- _Exercise_: Each record must be output exactly and in full.

- _Given information_:

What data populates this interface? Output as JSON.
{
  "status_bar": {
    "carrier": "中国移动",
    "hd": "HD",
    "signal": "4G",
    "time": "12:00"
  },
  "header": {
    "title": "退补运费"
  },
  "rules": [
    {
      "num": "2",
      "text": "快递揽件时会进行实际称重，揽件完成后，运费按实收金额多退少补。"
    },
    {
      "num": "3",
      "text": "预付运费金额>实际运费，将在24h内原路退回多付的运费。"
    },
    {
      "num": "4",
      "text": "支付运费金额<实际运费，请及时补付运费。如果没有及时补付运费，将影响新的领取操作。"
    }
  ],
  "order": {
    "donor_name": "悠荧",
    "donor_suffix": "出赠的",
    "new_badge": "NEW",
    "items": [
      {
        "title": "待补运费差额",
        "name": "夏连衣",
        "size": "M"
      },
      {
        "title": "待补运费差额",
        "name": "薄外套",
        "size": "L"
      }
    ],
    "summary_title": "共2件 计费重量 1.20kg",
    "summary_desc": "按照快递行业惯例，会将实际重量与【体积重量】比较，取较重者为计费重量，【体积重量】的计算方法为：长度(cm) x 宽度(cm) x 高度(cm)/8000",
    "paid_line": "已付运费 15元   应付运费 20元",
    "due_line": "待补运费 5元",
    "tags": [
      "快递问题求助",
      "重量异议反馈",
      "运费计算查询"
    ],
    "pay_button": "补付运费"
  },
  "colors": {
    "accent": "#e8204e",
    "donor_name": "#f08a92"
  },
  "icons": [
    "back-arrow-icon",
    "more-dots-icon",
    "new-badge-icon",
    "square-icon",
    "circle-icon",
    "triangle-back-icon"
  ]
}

- _Result for this exercise_:
What data populates this interface? Output as JSON.
{
  "status_bar": {
    "carrier": "中国移动",
    "hd": "HD",
    "signal": "4G",
    "time": "12:00"
  },
  "header": {
    "title": "退补运费"
  },
  "rules": [
    {
      "num": "2",
      "text": "快递揽件时会进行实际称重，揽件完成后，运费按实收金额多退少补。"
    },
    {
      "num": "3",
      "text": "预付运费金额>实际运费，将在24h内原路退回多付的运费。"
    },
    {
      "num": "4",
      "text": "支付运费金额<实际运费，请及时补付运费。如果没有及时补付运费，将影响新的领取操作。"
    }
  ],
  "order": {
    "donor_name": "悠荧",
    "donor_suffix": "出赠的",
    "new_badge": "NEW",
    "items": [
      {
        "title": "待补运费差额",
        "name": "夏连衣",
        "size": "M"
      },
      {
        "title": "待补运费差额",
        "name": "薄外套",
        "size": "L"
      }
    ],
    "summary_title": "共2件 计费重量 1.20kg",
    "summary_desc": "按照快递行业惯例，会将实际重量与【体积重量】比较，取较重者为计费重量，【体积重量】的计算方法为：长度(cm) x 宽度(cm) x 高度(cm)/8000",
    "paid_line": "已付运费 15元   应付运费 20元",
    "due_line": "待补运费 5元",
    "tags": [
      "快递问题求助",
      "重量异议反馈",
      "运费计算查询"
    ],
    "pay_button": "补付运费"
  },
  "colors": {
    "accent": "#e8204e",
    "donor_name": "#f08a92"
  },
  "icons": [
    "back-arrow-icon",
    "more-dots-icon",
    "new-badge-icon",
    "square-icon",
    "circle-icon",
    "triangle-back-icon"
  ]
}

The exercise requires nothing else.